And if we’re just an in-between point on their path, that’s fantastic. I am so excited about that. And if they’re here for their whole career, that’s fantastic too. And I’m excited about that. You know, it’s just different things for different people. And also understanding that we’re just crossing paths at this point in our life, and let’s embrace our time together and really get to know each other on a human scale. And that’s what really matters.
Beau: We say that your about is your stories, your values and your vision, and from Rob we’re learning that those can all be elevated when they center around people. Your story is where you develop your personhood in light of engaging with others. Your values are how you choose to engage with people around you and your vision can be the lofty future you dream of to enable the most amount of humans to thrive.
And the work that we do, whatever work we do, can be a vessel or a tool to get our values out into the world. And that work can have a longer lasting impact because it turns out that following through on values creates the best services and the most uplifted people and successful companies.
ImageOne is really good at managed print services. They’ve gotten to a place I don’t think they could get to with 30 years of caring about money and the bottom line, but by caring about people, people who give the services and people who receive the services, they’ve built both a strong outwardly spreading culture and an amazing internal company.
Rob: Uh, there’s some free resources on the site, and, uh, I’m happy to chat with anybody who’s got questions or anything.
So, feel free to contact me through the website.
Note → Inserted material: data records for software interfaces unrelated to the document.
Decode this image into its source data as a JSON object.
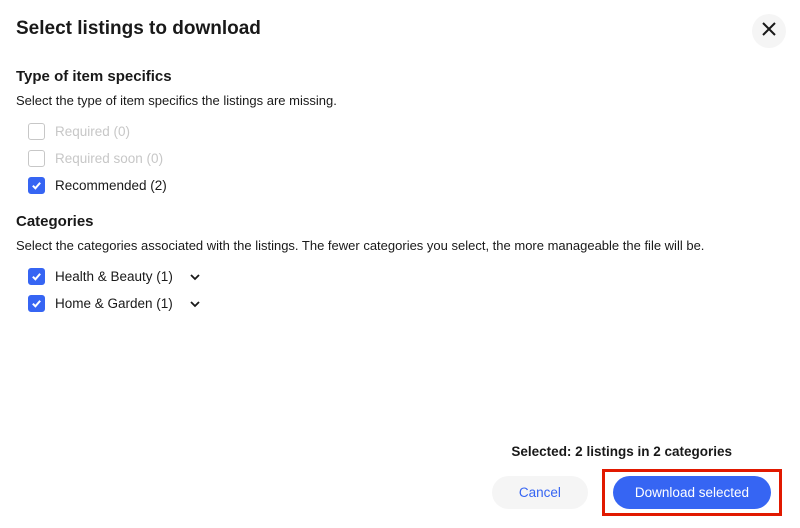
{
  "title": "Select listings to download",
  "sections": {
    "type": {
      "heading": "Type of item specifics",
      "desc": "Select the type of item specifics the listings are missing.",
      "options": [
        {
          "label": "Required (0)"
        },
        {
          "label": "Required soon (0)"
        },
        {
          "label": "Recommended (2)"
        }
      ]
    },
    "categories": {
      "heading": "Categories",
      "desc": "Select the categories associated with the listings. The fewer categories you select, the more manageable the file will be.",
      "options": [
        {
          "label": "Health & Beauty (1)"
        },
        {
          "label": "Home & Garden (1)"
        }
      ]
    }
  },
  "footer": {
    "selected": "Selected: 2 listings in 2 categories",
    "cancel": "Cancel",
    "download": "Download selected"
  }
}
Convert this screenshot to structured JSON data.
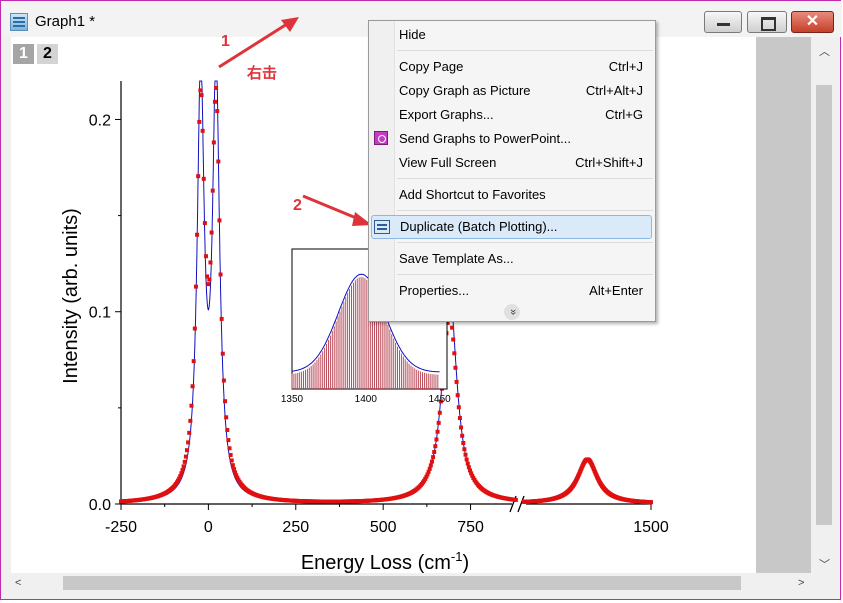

There’s a way to contact me and I’ll a hundred percent, you know, get back with you. Um, and nothing’s too small or too big. Um, it’s an honor to be able to, to chat.
Beau: This show is brought to you by the team at the cultural north, a design agency in Duluth, Minnesota.
It’s edited and scored by Ethan Gibbs. And it’s written by Beau Walsh and Kaley Herman.
You can learn more about our passion for bringing peoples about into action through web, branding, and film by visiting our website at culturalnorth.us.
And thanks for listening, we’re still a very new podcast. So any amount of sharing, reviewing, and rating of our show, wherever it is, convenient is a huge help for us. And you can also learn more and share more at theabout.page.